I like this question

  1. Jim James, CFA, supervises several financial analysts at his firm. James’ compensation is tied to the commissions of the brokers in the firm. James tells Sally Jones, an analyst, to use a report prepared by a rival firm as the basis for her report. He tells her that she will need to make minor changes and that she can then put her name on the report before sending it to clients. The report contains a “Buy” recommendation on a stock in which James’ supervisor owns a large stake. If Jones complies with James’ request: A. she has violated Standard I© Misrepresentation, but James has not. B. both she and James have violated Standard I© Misrepresentation. C. neither she nor James has violated Standard I© Misrepresentation. D. James has violated Standard I© Misrepresentation, but Jones has not. I got it wrong but its obvious why when i looked back

i guess the answer is B. what is the answer

A? She violates Misrepresentation. He violated also, but not Misrepresentation.

A… he didn’t violate misrepresentation

Don’t like this question as much Fred Dean, CFA, has just taken a job as trader for LPC, a large insurance company. One of his first duties in his new position is to execute the purchase ofa block of East Street Industries, a firm that is a major client of his previous employer. During his prior employment, Dean was informed directly by East Street’s CEO that the company’s sales have experienced a sudden drop and are20% below current analyst estimates. This information has not yet been announced. In reviewing the research report supporting the purchase decision, Dean realizes that the buy decision is based on sales forecasts that he knows are wrong. Which of the following actions would be the most appropriate for Dean to take according to CFA Institute Standards of Professional Conduct?
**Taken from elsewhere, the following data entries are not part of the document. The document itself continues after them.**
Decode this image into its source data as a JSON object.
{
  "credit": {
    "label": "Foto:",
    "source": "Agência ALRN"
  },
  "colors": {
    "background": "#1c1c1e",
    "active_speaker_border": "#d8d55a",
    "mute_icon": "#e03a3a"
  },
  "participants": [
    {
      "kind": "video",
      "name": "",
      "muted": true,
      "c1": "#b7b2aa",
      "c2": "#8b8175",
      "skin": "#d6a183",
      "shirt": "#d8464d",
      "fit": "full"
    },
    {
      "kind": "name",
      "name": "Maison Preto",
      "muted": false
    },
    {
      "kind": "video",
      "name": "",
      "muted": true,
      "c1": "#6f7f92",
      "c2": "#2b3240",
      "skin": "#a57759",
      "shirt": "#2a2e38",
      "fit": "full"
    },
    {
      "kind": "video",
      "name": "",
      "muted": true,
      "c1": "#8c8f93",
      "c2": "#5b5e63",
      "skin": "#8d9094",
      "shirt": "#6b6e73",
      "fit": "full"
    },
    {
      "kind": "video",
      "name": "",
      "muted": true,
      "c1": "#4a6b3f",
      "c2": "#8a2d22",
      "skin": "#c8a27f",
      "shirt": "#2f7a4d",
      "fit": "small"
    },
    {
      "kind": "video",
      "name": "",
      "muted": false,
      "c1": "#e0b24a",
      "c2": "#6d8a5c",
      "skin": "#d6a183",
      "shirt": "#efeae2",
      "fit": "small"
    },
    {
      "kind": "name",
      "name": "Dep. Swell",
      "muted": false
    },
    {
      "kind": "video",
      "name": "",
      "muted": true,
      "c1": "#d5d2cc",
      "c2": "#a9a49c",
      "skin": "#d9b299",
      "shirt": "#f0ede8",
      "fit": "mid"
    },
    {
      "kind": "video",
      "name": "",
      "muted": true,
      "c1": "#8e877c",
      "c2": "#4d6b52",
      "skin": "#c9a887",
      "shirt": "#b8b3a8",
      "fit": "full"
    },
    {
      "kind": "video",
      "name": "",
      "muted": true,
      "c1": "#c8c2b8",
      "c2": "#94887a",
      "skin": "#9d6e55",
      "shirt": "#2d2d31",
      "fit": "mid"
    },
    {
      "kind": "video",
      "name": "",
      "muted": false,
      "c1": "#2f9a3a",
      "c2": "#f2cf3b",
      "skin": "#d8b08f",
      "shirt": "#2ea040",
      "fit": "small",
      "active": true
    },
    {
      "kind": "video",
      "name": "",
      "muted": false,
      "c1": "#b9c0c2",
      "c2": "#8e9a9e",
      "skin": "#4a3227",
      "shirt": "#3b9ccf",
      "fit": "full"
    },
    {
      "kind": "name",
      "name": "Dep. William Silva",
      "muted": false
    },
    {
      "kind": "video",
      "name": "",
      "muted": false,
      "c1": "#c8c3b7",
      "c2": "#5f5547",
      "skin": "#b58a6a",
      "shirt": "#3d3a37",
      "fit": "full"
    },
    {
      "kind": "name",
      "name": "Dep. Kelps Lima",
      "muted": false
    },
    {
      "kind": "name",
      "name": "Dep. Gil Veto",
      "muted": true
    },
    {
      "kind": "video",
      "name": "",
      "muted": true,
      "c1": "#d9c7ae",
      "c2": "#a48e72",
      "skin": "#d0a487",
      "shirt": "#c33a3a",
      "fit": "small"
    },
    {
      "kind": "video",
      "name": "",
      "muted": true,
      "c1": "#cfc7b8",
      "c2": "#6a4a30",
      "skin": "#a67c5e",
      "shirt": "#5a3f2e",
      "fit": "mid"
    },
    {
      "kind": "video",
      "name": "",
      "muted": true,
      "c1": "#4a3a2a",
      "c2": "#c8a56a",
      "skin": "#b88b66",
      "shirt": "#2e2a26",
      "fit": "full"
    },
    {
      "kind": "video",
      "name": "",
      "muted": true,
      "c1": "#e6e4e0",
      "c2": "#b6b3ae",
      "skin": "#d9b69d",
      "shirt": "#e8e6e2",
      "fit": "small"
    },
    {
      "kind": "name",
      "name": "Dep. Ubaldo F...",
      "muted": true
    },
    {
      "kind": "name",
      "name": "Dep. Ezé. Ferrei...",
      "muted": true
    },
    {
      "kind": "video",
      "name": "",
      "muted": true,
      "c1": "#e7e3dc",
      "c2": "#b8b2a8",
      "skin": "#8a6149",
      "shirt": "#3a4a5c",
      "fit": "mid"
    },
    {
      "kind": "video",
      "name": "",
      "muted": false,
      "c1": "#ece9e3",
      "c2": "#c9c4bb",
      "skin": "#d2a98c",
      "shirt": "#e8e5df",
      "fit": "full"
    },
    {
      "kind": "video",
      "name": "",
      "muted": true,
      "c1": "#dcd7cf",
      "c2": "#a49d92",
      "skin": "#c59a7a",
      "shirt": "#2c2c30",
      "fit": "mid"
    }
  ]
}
A. Anonymously post the information about the drop in sales on an Internet bulletin board to achieve public dissemination of the inforination and inform his supervisor of the posting. B. Contact the CEO and urge him to make the information public and make the trade if he refuses. C. Share the information only with his immediate supervisor and the firm’s compliance officer. D. Request that the firm place East Street’s stock on a restricted list and refuse to make any buy or sell trades of the company’s stock. Answer is B… wouldn’t he be then acting on material nonpublic information

Nevermind I get it haha

i dont…how is b the right answer?

Because if he refuses to do the transaction he would be using the material nonpublic information… Remember that the information is telling him not to make the purchase

Why not D? It isn’t his duty to inform CEO to make public announcement right? it is part of the duty of analyst. or requirement of the standard of conduct? sfagan, appreciate if you could enlighten me.

the answer is A

It isn’t his duty to make the CEO announce the information… But he was already going to act and sell the stock. If he does not buy the stock he would be acting on material non public information… So he wants the ceo to announce the information so that he doesn’t have to buy it.